Exercise: Write out every record again, exactly.

Data:
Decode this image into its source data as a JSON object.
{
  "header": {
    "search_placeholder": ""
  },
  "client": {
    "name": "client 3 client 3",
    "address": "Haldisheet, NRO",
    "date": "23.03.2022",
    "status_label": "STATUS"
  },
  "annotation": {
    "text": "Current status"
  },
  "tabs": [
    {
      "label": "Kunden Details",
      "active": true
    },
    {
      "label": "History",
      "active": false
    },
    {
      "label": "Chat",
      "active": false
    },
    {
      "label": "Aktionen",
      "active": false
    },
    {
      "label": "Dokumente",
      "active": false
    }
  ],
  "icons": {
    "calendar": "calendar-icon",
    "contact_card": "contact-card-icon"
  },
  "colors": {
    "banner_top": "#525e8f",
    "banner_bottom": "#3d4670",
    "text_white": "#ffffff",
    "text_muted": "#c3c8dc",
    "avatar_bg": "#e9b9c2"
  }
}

Written answer:
Decode this image into its source data as a JSON object.
{
  "header": {
    "search_placeholder": ""
  },
  "client": {
    "name": "client 3 client 3",
    "address": "Haldisheet, NRO",
    "date": "23.03.2022",
    "status_label": "STATUS"
  },
  "annotation": {
    "text": "Current status"
  },
  "tabs": [
    {
      "label": "Kunden Details",
      "active": true
    },
    {
      "label": "History",
      "active": false
    },
    {
      "label": "Chat",
      "active": false
    },
    {
      "label": "Aktionen",
      "active": false
    },
    {
      "label": "Dokumente",
      "active": false
    }
  ],
  "icons": {
    "calendar": "calendar-icon",
    "contact_card": "contact-card-icon"
  },
  "colors": {
    "banner_top": "#525e8f",
    "banner_bottom": "#3d4670",
    "text_white": "#ffffff",
    "text_muted": "#c3c8dc",
    "avatar_bg": "#e9b9c2"
  }
}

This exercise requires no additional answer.